Iran is unwilling to lose control of Iraq because it is Iran’s most important base in the Middle East. Trade with Iraq, which reaches about $12 billion a year, is critical for allowing Iran to stay afloat while enduring United States sanctions. Iran also shares religious similarities with Iraq, as two thirds of Iraqis are Shiite Muslims.
Since the removal of former President Saddam Hussein, Iran has steadily gained more political power in Iraq. Through diplomacy and especially through the Popular Mobilization Units, Iran has infiltrated its way into the armed forces, the Iraqi parliament, top cabinet positions in the government, and even into having a hand in selecting the prime minister—who, by all appearances from last week’s meeting, is subject to Iran.
This is a trend the Trumpet has followed for decades. As far back as 1992, Trumpet editor in chief Gerald Flurry predicted that Iran would conquer Iraq. In 2003, Mr. Flurry asked the question in his headline for the Trumpet magazine: “Is Iraq About to Fall to Iran?” In that article, he wrote:
Now that Iraq has been taken out of the picture, Iran is even closer to becoming the reigning king of the Middle East. It may seem shocking, given the U.S. presence in the region right now, but prophecy indicates that, in pursuit of its goal, Iran will probably take over Iraq. At least, it will have a heavy influence over the Iraqi people.
Sixteen years later, this prediction stands more true than ever. Iran has literally stepped in and told the Iraqi prime minister what to do. Iran has taken over Iraq! And as the protests continue, Iran will likely exert even more heavy influence over the Iraqi people. Iran is becoming the reigning king of the Middle East.

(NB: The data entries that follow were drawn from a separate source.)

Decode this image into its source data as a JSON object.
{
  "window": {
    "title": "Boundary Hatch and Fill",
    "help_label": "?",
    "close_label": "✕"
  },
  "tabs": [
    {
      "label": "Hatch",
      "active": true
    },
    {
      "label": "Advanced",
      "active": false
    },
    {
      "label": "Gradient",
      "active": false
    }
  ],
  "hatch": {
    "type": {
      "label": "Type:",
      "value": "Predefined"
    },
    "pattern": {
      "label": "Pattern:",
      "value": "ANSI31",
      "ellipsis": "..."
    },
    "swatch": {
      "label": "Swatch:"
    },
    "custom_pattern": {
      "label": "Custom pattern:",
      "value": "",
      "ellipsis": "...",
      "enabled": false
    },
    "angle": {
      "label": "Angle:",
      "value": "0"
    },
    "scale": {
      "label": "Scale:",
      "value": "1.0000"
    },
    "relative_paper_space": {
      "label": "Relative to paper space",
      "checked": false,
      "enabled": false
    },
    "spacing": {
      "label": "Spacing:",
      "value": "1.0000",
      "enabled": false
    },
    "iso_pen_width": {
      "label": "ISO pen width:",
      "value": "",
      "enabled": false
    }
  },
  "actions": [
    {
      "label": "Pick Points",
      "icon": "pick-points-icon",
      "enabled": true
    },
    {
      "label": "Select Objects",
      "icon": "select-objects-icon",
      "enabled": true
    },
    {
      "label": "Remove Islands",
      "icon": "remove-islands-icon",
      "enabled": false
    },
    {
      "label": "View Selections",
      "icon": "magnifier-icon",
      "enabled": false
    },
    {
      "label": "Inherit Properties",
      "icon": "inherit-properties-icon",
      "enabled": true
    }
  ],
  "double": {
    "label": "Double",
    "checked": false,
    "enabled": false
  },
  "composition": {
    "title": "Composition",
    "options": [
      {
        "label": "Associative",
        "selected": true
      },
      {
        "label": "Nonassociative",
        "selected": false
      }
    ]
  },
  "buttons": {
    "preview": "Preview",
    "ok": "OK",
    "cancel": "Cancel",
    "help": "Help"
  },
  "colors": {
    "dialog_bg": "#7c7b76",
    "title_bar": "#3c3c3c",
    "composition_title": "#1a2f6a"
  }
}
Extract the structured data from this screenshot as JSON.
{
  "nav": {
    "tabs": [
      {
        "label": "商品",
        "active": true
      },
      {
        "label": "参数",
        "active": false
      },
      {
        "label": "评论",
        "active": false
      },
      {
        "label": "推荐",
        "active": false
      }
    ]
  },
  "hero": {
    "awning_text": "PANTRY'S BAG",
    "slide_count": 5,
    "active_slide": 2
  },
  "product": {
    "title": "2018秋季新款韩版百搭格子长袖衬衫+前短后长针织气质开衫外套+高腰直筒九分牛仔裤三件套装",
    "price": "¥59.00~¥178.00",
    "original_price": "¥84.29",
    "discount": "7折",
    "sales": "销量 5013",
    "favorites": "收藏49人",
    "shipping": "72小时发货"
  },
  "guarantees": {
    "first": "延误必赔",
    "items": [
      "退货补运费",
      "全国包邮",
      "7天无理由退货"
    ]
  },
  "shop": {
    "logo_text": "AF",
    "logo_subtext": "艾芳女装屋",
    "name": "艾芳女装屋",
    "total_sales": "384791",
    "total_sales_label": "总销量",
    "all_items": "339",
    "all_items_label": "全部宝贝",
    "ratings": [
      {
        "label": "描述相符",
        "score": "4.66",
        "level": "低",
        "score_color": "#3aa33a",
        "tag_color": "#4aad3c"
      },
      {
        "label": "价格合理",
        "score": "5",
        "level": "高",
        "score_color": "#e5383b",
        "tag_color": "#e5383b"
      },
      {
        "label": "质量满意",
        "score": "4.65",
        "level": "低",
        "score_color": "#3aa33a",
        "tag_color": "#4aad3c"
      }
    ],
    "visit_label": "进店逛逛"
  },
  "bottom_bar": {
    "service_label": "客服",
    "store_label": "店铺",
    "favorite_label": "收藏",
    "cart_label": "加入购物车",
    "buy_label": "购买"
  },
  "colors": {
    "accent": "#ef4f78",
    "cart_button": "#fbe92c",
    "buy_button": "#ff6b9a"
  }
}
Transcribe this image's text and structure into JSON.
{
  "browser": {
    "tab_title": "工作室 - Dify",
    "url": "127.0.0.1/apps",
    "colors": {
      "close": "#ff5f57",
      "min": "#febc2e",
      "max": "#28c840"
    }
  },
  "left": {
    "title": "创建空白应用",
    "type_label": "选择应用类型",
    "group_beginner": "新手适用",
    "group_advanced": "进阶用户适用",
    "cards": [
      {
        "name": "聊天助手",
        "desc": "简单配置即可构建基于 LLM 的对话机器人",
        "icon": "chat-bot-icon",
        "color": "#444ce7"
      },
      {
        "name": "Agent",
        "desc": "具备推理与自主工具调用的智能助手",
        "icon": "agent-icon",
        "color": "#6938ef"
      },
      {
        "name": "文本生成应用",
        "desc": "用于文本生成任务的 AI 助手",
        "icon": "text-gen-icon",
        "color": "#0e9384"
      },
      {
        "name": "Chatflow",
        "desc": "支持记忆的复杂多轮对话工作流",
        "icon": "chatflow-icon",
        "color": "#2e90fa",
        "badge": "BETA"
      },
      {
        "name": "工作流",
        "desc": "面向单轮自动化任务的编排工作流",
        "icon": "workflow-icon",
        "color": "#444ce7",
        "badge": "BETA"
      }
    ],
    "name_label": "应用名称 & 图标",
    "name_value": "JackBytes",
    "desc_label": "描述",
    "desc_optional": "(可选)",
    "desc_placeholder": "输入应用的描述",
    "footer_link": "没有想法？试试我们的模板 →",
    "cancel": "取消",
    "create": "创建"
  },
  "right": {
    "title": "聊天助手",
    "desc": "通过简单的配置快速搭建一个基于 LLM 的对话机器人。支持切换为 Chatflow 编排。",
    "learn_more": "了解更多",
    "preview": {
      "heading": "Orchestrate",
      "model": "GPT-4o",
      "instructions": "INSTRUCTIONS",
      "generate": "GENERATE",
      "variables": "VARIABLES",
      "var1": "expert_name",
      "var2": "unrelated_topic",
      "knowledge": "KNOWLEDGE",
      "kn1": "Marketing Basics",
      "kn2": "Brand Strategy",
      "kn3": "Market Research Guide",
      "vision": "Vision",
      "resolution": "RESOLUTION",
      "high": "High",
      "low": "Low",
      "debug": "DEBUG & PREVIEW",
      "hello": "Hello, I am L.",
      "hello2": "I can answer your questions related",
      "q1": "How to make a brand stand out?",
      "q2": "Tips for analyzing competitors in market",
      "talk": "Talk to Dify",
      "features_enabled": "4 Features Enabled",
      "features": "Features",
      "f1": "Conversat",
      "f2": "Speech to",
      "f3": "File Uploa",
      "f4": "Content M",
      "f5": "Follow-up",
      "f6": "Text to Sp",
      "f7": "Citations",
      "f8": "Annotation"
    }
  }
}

Daniel 11:40 says, “And at the time of the end shall the king of the south push at him: and the king of the north shall come against him like a whirlwind, with chariots, and with horsemen, and with many ships; and he shall enter into the countries, and shall overflow and pass over.” This end-time prophecy, referring to the time just before the return of Jesus Christ, says that an Islamic group of nations, led by Iran, would rise up and push its way around the Middle East. Iran has pushed its way into Iraq and continues to do so.
In his free booklet The King of the South, Mr. Flurry proves radical Islam, led by Iran, is this prophesied power. In his booklet, he exposes Iran’s strategy to control the Middle East, its ultimate plan to conquer Jerusalem, its state-sponsored terrorism, flirtation with nuclear weaponry, and its push for control of world trade. Regarding Iran’s control of Iraq, Mr. Flurry writes (emphasis added):
Iran is working through standard political and diplomatic channels to position itself to be able to hold stock in the new Iraq, working with the Iraqi government, cementing economic ties, and exploiting other diplomatic channels.
Iran is the head of state-sponsored terrorism, and it is working with the Iraqi government to use that terror to squash the Iraqi protests. Iran subdues rebellion with brutality. In 2009, a string of protests flared up in Iran against government corruption. The resulting reaction by the Iranian government saw many heinous crimes, including the arrest, imprisonment, torture and rape of thousands of men, women and children, by the Islamic Revolutionary Guard Corps as the regime brought down its iron fist.
As the Iraqi protests continue, watch for Iran to continue to step in with even more brutality.